On 3/2/20, Representatives Nadler and Collins introduced the Safe Shop Act bill
to address the problem with the counterfeit products sold online. HCA joined many other associations in a letter of support
for this bill. Here is a quick overview of the bill.
The SHOP SAFE Act of 2020
Stopping Harmful Offers on Platforms by Screening Against Fakes in E-Commerce
Customers may be unknowingly purchasing harmful counterfeits when they make an online purchase-and this problem is likely to continue to grow. More and more American consumers are shopping online-e-commerce sales are expected to reach nearly 15% of total retail spending and more than $4 trillion in 2020. But counterfeiters have moved online too. They frequently take advantage of the features of online platforms to appear as legitimate sellers. They may use false and unvetted credentials and make their counterfeit listings appear as authentic as possible to online shoppers, often by lifting wording and images from the real brand owner.

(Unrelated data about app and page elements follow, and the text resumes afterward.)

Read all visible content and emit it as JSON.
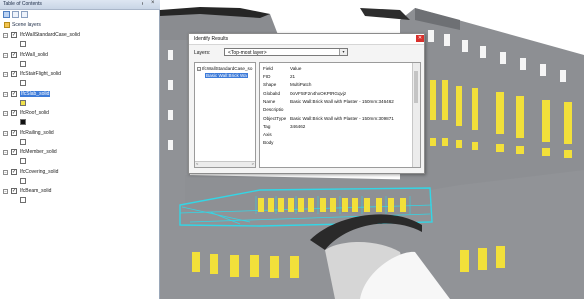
{
  "toc": {
    "title": "Table of Contents",
    "pin_glyph": "ᵻ",
    "close_glyph": "×",
    "tools": [
      "list-by-drawing-order-icon",
      "list-by-source-icon",
      "list-by-visibility-icon"
    ],
    "root_label": "Scene layers",
    "layers": [
      {
        "name": "IfcWallStandardCase_solid",
        "checked": true,
        "selected": false,
        "swatch": "#ffffff"
      },
      {
        "name": "IfcWall_solid",
        "checked": true,
        "selected": false,
        "swatch": "#ffffff"
      },
      {
        "name": "IfcStairFlight_solid",
        "checked": true,
        "selected": false,
        "swatch": "#ffffff"
      },
      {
        "name": "IfcSlab_solid",
        "checked": true,
        "selected": true,
        "swatch": "#f0e14a"
      },
      {
        "name": "IfcRoof_solid",
        "checked": true,
        "selected": false,
        "swatch": "#111111"
      },
      {
        "name": "IfcRailing_solid",
        "checked": true,
        "selected": false,
        "swatch": "#ffffff"
      },
      {
        "name": "IfcMember_solid",
        "checked": true,
        "selected": false,
        "swatch": "#ffffff"
      },
      {
        "name": "IfcCovering_solid",
        "checked": true,
        "selected": false,
        "swatch": "#ffffff"
      },
      {
        "name": "IfcBeam_solid",
        "checked": true,
        "selected": false,
        "swatch": "#ffffff"
      }
    ],
    "check_glyph": "✓",
    "expand_glyph": "−"
  },
  "identify": {
    "title": "Identify Results",
    "close_glyph": "✕",
    "layers_label": "Layers:",
    "layers_value": "<Top-most layer>",
    "dropdown_glyph": "▾",
    "tree_parent": "IfcWallStandardCase_so",
    "tree_child": "Basic Wall:Brick Wa",
    "tree_expand": "−",
    "scroll_left": "<",
    "scroll_right": ">",
    "header": {
      "field": "Field",
      "value": "Value"
    },
    "rows": [
      {
        "field": "FID",
        "value": "21"
      },
      {
        "field": "Shape",
        "value": "MultiPatch"
      },
      {
        "field": "GlobalId",
        "value": "0oVF5tF2n4hxOKPtRGqvjz"
      },
      {
        "field": "Name",
        "value": "Basic Wall:Brick Wall with Plaster - 150mm:346462"
      },
      {
        "field": "Descriptio",
        "value": ""
      },
      {
        "field": "ObjectType",
        "value": "Basic Wall:Brick Wall with Plaster - 150mm:309871"
      },
      {
        "field": "Tag",
        "value": "346462"
      },
      {
        "field": "Axis",
        "value": ""
      },
      {
        "field": "Body",
        "value": ""
      }
    ]
  },
  "colors": {
    "wall_grey": "#8a8c90",
    "window_yellow": "#f2e03a",
    "selection_cyan": "#33d6e6",
    "roof_dark": "#2b2b2b",
    "selection_blue": "#3d7bd9"
  }
}
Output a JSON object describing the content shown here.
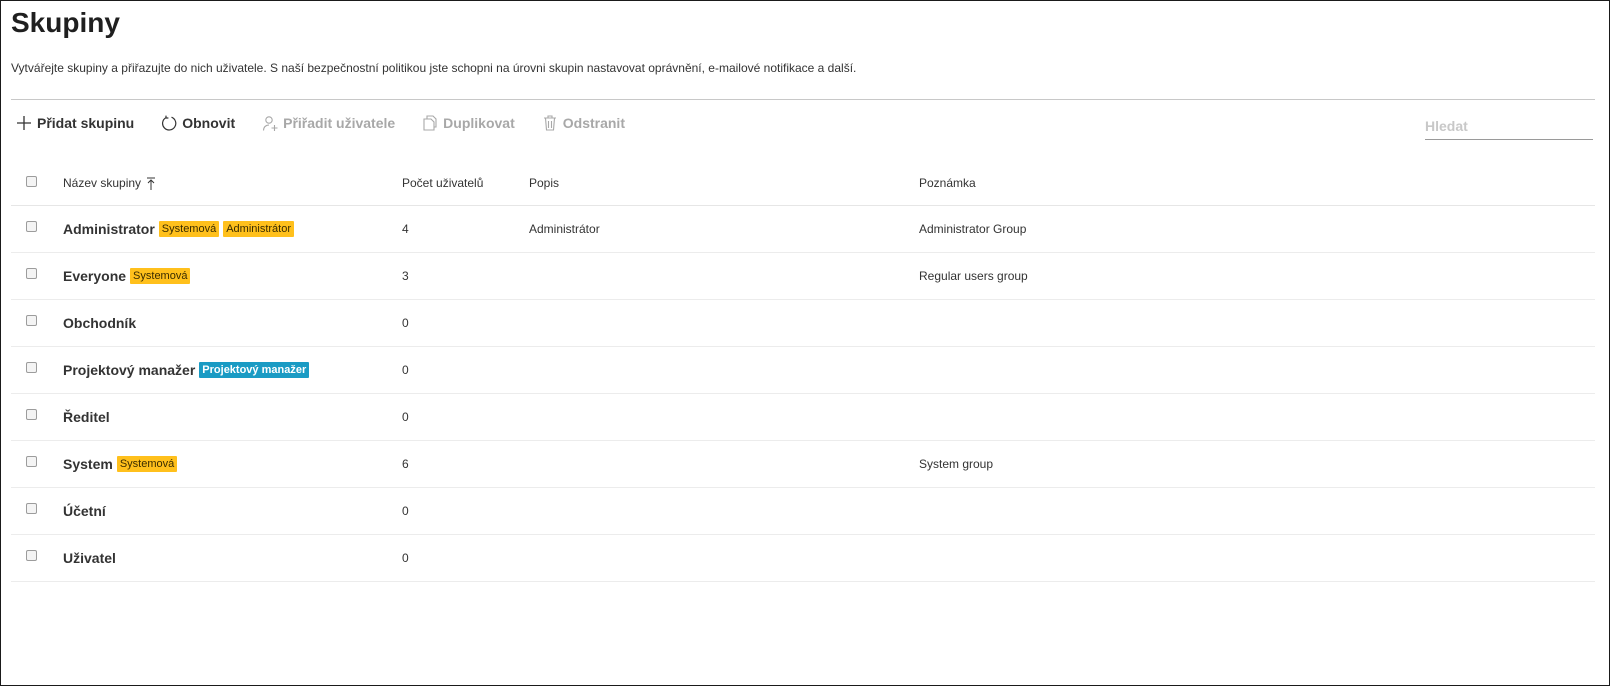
{
  "page": {
    "title": "Skupiny",
    "description": "Vytvářejte skupiny a přiřazujte do nich uživatele. S naší bezpečnostní politikou jste schopni na úrovni skupin nastavovat oprávnění, e-mailové notifikace a další."
  },
  "toolbar": {
    "add_group": "Přidat skupinu",
    "refresh": "Obnovit",
    "assign_users": "Přiřadit uživatele",
    "duplicate": "Duplikovat",
    "delete": "Odstranit"
  },
  "search": {
    "placeholder": "Hledat"
  },
  "table": {
    "headers": {
      "name": "Název skupiny",
      "count": "Počet uživatelů",
      "description": "Popis",
      "note": "Poznámka"
    },
    "rows": [
      {
        "name": "Administrator",
        "badges": [
          {
            "text": "Systemová",
            "kind": "sys"
          },
          {
            "text": "Administrátor",
            "kind": "sys"
          }
        ],
        "count": "4",
        "description": "Administrátor",
        "note": "Administrator Group"
      },
      {
        "name": "Everyone",
        "badges": [
          {
            "text": "Systemová",
            "kind": "sys"
          }
        ],
        "count": "3",
        "description": "",
        "note": "Regular users group"
      },
      {
        "name": "Obchodník",
        "badges": [],
        "count": "0",
        "description": "",
        "note": ""
      },
      {
        "name": "Projektový manažer",
        "badges": [
          {
            "text": "Projektový manažer",
            "kind": "pm"
          }
        ],
        "count": "0",
        "description": "",
        "note": ""
      },
      {
        "name": "Ředitel",
        "badges": [],
        "count": "0",
        "description": "",
        "note": ""
      },
      {
        "name": "System",
        "badges": [
          {
            "text": "Systemová",
            "kind": "sys"
          }
        ],
        "count": "6",
        "description": "",
        "note": "System group"
      },
      {
        "name": "Účetní",
        "badges": [],
        "count": "0",
        "description": "",
        "note": ""
      },
      {
        "name": "Uživatel",
        "badges": [],
        "count": "0",
        "description": "",
        "note": ""
      }
    ]
  },
  "colors": {
    "system_badge": "#ffc01c",
    "role_badge": "#1a9bc4",
    "disabled_text": "#a8a8a8"
  },
  "icons": {
    "add": "plus-icon",
    "refresh": "refresh-icon",
    "assign": "add-user-icon",
    "duplicate": "copy-icon",
    "delete": "trash-icon",
    "sort": "sort-ascending-icon"
  }
}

As a result, it is surprisingly easy for customers to be misled into buying counterfeits online. Some reports estimate that about one-quarter of U.S. consumers have unknowingly purchased a counterfeit good online. Most troubling, counterfeiters can escape the strict health and safety standards and regulations with which authentic goods must comply, posing significant threats to Americans' health and safety:
A CNN investigation found that a counterfeit children's car seat purchased on an e-commerce platform broke into pieces in a 30-mph crash test, with the toddler-sized crash-test dummy twisting as the car seat fractured, failing federal regulatory requirements.

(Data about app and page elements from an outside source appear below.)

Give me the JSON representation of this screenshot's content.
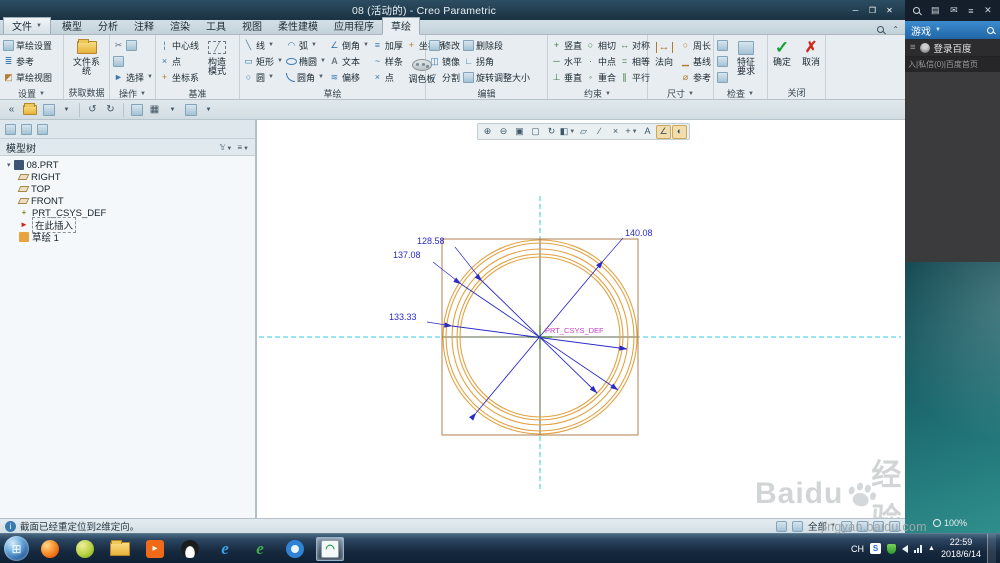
{
  "colors": {
    "dimension": "#2a2ac8",
    "circle": "#e2a243",
    "centerline": "#3cc8dc",
    "csys_label": "#c83cc8",
    "ok_green": "#18a038",
    "cancel_red": "#d02818"
  },
  "window": {
    "title": "08 (活动的) - Creo Parametric"
  },
  "tabs": {
    "file": "文件",
    "items": [
      "模型",
      "分析",
      "注释",
      "渲染",
      "工具",
      "视图",
      "柔性建模",
      "应用程序",
      "草绘"
    ]
  },
  "ribbon": {
    "groups": [
      {
        "label": "设置",
        "buttons": [
          "草绘设置",
          "参考",
          "草绘视图"
        ]
      },
      {
        "label": "获取数据",
        "buttons": [
          "文件系统"
        ]
      },
      {
        "label": "操作",
        "buttons": [
          "选择"
        ]
      },
      {
        "label": "基准",
        "buttons": [
          "中心线",
          "点",
          "坐标系",
          "构造模式"
        ]
      },
      {
        "label": "草绘",
        "buttons": [
          "线",
          "矩形",
          "圆",
          "弧",
          "椭圆",
          "圆角",
          "倒角",
          "文本",
          "偏移",
          "加厚",
          "样条",
          "点",
          "坐标系",
          "调色板"
        ]
      },
      {
        "label": "编辑",
        "buttons": [
          "修改",
          "镜像",
          "分割",
          "删除段",
          "拐角",
          "旋转调整大小"
        ]
      },
      {
        "label": "约束",
        "buttons": [
          "竖直",
          "水平",
          "垂直",
          "相切",
          "中点",
          "重合",
          "对称",
          "相等",
          "平行"
        ]
      },
      {
        "label": "尺寸",
        "buttons": [
          "法向",
          "周长",
          "基线",
          "参考"
        ]
      },
      {
        "label": "检查",
        "buttons": [
          "特征要求"
        ]
      },
      {
        "label": "关闭",
        "buttons": [
          "确定",
          "取消"
        ]
      }
    ]
  },
  "model_tree": {
    "header": "模型树",
    "items": [
      "08.PRT",
      "RIGHT",
      "TOP",
      "FRONT",
      "PRT_CSYS_DEF",
      "在此插入",
      "草绘 1"
    ]
  },
  "canvas": {
    "dims": {
      "d140": "140.08",
      "d137": "137.08",
      "d128": "128.58",
      "d133": "133.33"
    },
    "csys_label": "PRT_CSYS_DEF"
  },
  "status": {
    "message": "截面已经重定位到2维定向。",
    "filter": "全部"
  },
  "right_panel": {
    "game": "游戏",
    "login": "登录百度",
    "links": "入|私信(0)|百度首页",
    "zoom": "100%"
  },
  "taskbar": {
    "lang": "CH",
    "time": "22:59",
    "date": "2018/6/14"
  },
  "watermark": {
    "brand": "Baidu",
    "brand_cn": "经验",
    "url": "jingyan.baidu.com"
  }
}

One company's investigation of counterfeit cellphone adapters found several that were constructed so poorly that they had the capacity for lethal electrocution.
Right now, brand owners have a limited set of options to police counterfeit versions of their goods that infringe their trademarks. These options are often resource-intensive and ineffective at scale. Additionally, untraceable sellers with fake aliases leave brand owners with little recourse against the third-party seller through the U.S. court system. Under current law, it is hard or impossible to hold online platforms accountable when a seller disappears or cannot be located.

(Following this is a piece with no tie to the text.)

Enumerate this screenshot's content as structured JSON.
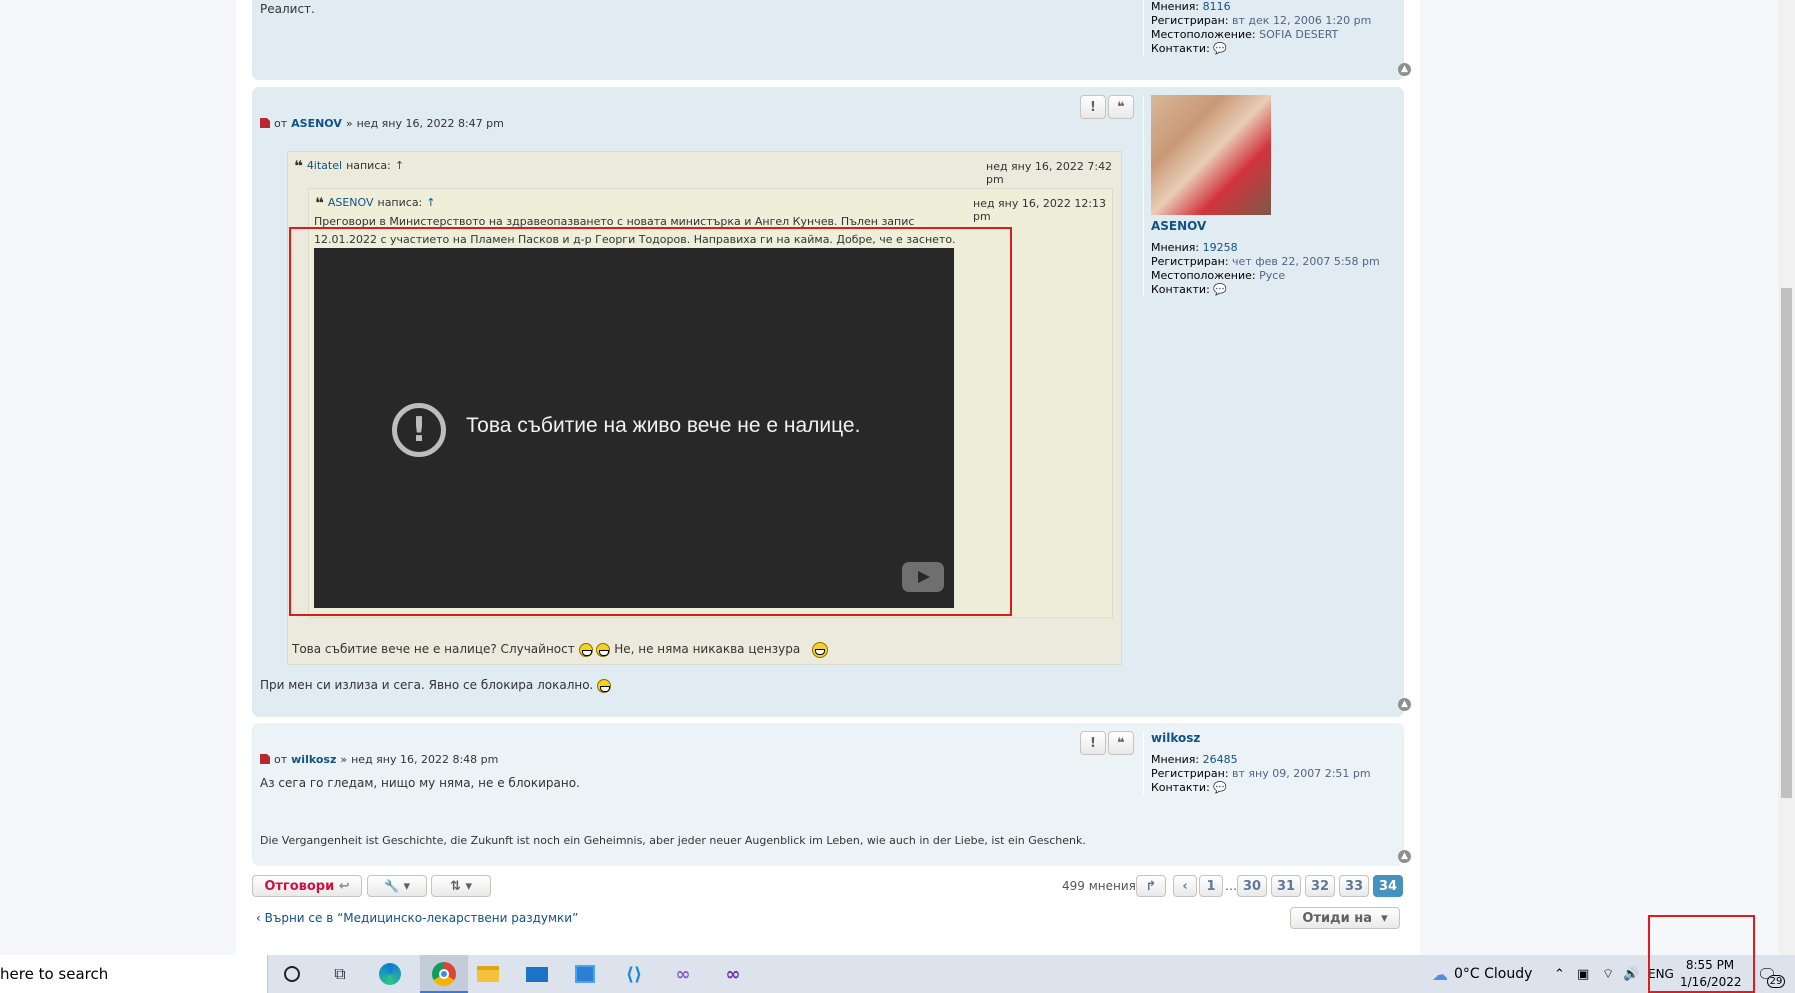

The SHOP SAFE Act addresses this problem by incentivizing online platforms to adopt best practices regarding sellers of these potentially harmful products. SHOP SAFE addresses the problem of the sale of unsafe counterfeit goods by incentivizing platforms to engage in a set of best practices for screening and vetting sellers and goods, penalizing repeat offenders, and ensuring that consumers have the best (and most accurate) information available to them when they make their online purchases. SHOP SAFE is tailored to goods that have a health or safety impact, targeting counterfeit goods that have the most serious consequences for consumers.
In exchange for following SHOP SAFE's best practices, online platforms benefit from being immunized from contributory liability for trademark infringement. The statute provides platforms the reciprocal benefit of certainty over the current caselaw, which leaves open the question-at least in certain circuits-of when a platform can be held contributorily liable.
Additional Committee Hearing
Also, please note that on Wednesday a separate Committee (House Energy & Commerce) will hold a hearing with testimony expected from consumer advocates and the platforms. Click here
for more information and link to livestream.
Stay tuned for more updates as this issue heats up and gains more media coverage. Here is a link to an article
from the New York Times